• [Exercise aim] All of the records must come back exactly. Please repeat them in full.
BEGIN Records for the task
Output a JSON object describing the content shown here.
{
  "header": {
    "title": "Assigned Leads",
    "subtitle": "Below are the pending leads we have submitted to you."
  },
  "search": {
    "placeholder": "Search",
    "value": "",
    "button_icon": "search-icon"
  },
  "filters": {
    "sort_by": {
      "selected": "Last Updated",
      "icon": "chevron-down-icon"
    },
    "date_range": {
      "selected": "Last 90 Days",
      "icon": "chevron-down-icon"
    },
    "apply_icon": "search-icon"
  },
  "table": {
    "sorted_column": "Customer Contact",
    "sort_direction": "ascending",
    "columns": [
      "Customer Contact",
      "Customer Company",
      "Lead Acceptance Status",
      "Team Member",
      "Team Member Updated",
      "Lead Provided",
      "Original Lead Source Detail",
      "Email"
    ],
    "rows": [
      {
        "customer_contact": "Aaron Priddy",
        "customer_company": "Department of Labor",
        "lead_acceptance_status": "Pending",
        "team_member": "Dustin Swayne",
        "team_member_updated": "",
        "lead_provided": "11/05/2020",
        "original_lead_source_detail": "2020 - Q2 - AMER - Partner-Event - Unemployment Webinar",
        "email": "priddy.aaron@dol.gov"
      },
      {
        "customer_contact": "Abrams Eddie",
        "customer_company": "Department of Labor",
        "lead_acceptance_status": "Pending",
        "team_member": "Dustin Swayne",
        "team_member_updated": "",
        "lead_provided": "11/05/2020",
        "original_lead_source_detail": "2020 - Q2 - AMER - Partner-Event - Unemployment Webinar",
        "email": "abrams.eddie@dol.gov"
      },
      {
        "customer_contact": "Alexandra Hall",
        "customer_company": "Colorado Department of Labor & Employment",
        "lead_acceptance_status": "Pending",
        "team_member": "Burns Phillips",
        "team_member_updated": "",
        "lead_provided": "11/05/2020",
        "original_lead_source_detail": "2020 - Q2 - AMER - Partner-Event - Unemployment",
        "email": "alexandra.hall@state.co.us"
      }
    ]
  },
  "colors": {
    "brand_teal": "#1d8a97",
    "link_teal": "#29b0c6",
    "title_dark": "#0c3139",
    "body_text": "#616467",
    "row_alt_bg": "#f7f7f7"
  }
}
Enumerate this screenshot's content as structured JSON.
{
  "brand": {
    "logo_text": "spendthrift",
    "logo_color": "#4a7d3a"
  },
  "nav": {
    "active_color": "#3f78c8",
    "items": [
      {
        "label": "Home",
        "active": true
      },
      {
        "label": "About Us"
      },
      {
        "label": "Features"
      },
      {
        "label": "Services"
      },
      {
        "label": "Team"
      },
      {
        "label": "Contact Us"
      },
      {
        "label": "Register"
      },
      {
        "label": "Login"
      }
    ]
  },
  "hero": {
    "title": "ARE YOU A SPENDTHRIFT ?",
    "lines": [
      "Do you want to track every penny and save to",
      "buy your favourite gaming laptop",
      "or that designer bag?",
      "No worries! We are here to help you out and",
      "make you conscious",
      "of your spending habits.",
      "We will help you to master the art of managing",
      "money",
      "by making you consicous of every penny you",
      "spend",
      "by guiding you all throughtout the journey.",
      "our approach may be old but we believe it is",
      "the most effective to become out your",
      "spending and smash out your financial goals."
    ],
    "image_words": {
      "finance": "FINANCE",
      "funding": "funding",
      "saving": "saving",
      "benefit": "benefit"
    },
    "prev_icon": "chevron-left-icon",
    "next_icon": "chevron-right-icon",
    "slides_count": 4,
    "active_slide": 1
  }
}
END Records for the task
• [Solution for this task]
Output a JSON object describing the content shown here.
{
  "header": {
    "title": "Assigned Leads",
    "subtitle": "Below are the pending leads we have submitted to you."
  },
  "search": {
    "placeholder": "Search",
    "value": "",
    "button_icon": "search-icon"
  },
  "filters": {
    "sort_by": {
      "selected": "Last Updated",
      "icon": "chevron-down-icon"
    },
    "date_range": {
      "selected": "Last 90 Days",
      "icon": "chevron-down-icon"
    },
    "apply_icon": "search-icon"
  },
  "table": {
    "sorted_column": "Customer Contact",
    "sort_direction": "ascending",
    "columns": [
      "Customer Contact",
      "Customer Company",
      "Lead Acceptance Status",
      "Team Member",
      "Team Member Updated",
      "Lead Provided",
      "Original Lead Source Detail",
      "Email"
    ],
    "rows": [
      {
        "customer_contact": "Aaron Priddy",
        "customer_company": "Department of Labor",
        "lead_acceptance_status": "Pending",
        "team_member": "Dustin Swayne",
        "team_member_updated": "",
        "lead_provided": "11/05/2020",
        "original_lead_source_detail": "2020 - Q2 - AMER - Partner-Event - Unemployment Webinar",
        "email": "priddy.aaron@dol.gov"
      },
      {
        "customer_contact": "Abrams Eddie",
        "customer_company": "Department of Labor",
        "lead_acceptance_status": "Pending",
        "team_member": "Dustin Swayne",
        "team_member_updated": "",
        "lead_provided": "11/05/2020",
        "original_lead_source_detail": "2020 - Q2 - AMER - Partner-Event - Unemployment Webinar",
        "email": "abrams.eddie@dol.gov"
      },
      {
        "customer_contact": "Alexandra Hall",
        "customer_company": "Colorado Department of Labor & Employment",
        "lead_acceptance_status": "Pending",
        "team_member": "Burns Phillips",
        "team_member_updated": "",
        "lead_provided": "11/05/2020",
        "original_lead_source_detail": "2020 - Q2 - AMER - Partner-Event - Unemployment",
        "email": "alexandra.hall@state.co.us"
      }
    ]
  },
  "colors": {
    "brand_teal": "#1d8a97",
    "link_teal": "#29b0c6",
    "title_dark": "#0c3139",
    "body_text": "#616467",
    "row_alt_bg": "#f7f7f7"
  }
}
Enumerate this screenshot's content as structured JSON.
{
  "brand": {
    "logo_text": "spendthrift",
    "logo_color": "#4a7d3a"
  },
  "nav": {
    "active_color": "#3f78c8",
    "items": [
      {
        "label": "Home",
        "active": true
      },
      {
        "label": "About Us"
      },
      {
        "label": "Features"
      },
      {
        "label": "Services"
      },
      {
        "label": "Team"
      },
      {
        "label": "Contact Us"
      },
      {
        "label": "Register"
      },
      {
        "label": "Login"
      }
    ]
  },
  "hero": {
    "title": "ARE YOU A SPENDTHRIFT ?",
    "lines": [
      "Do you want to track every penny and save to",
      "buy your favourite gaming laptop",
      "or that designer bag?",
      "No worries! We are here to help you out and",
      "make you conscious",
      "of your spending habits.",
      "We will help you to master the art of managing",
      "money",
      "by making you consicous of every penny you",
      "spend",
      "by guiding you all throughtout the journey.",
      "our approach may be old but we believe it is",
      "the most effective to become out your",
      "spending and smash out your financial goals."
    ],
    "image_words": {
      "finance": "FINANCE",
      "funding": "funding",
      "saving": "saving",
      "benefit": "benefit"
    },
    "prev_icon": "chevron-left-icon",
    "next_icon": "chevron-right-icon",
    "slides_count": 4,
    "active_slide": 1
  }
}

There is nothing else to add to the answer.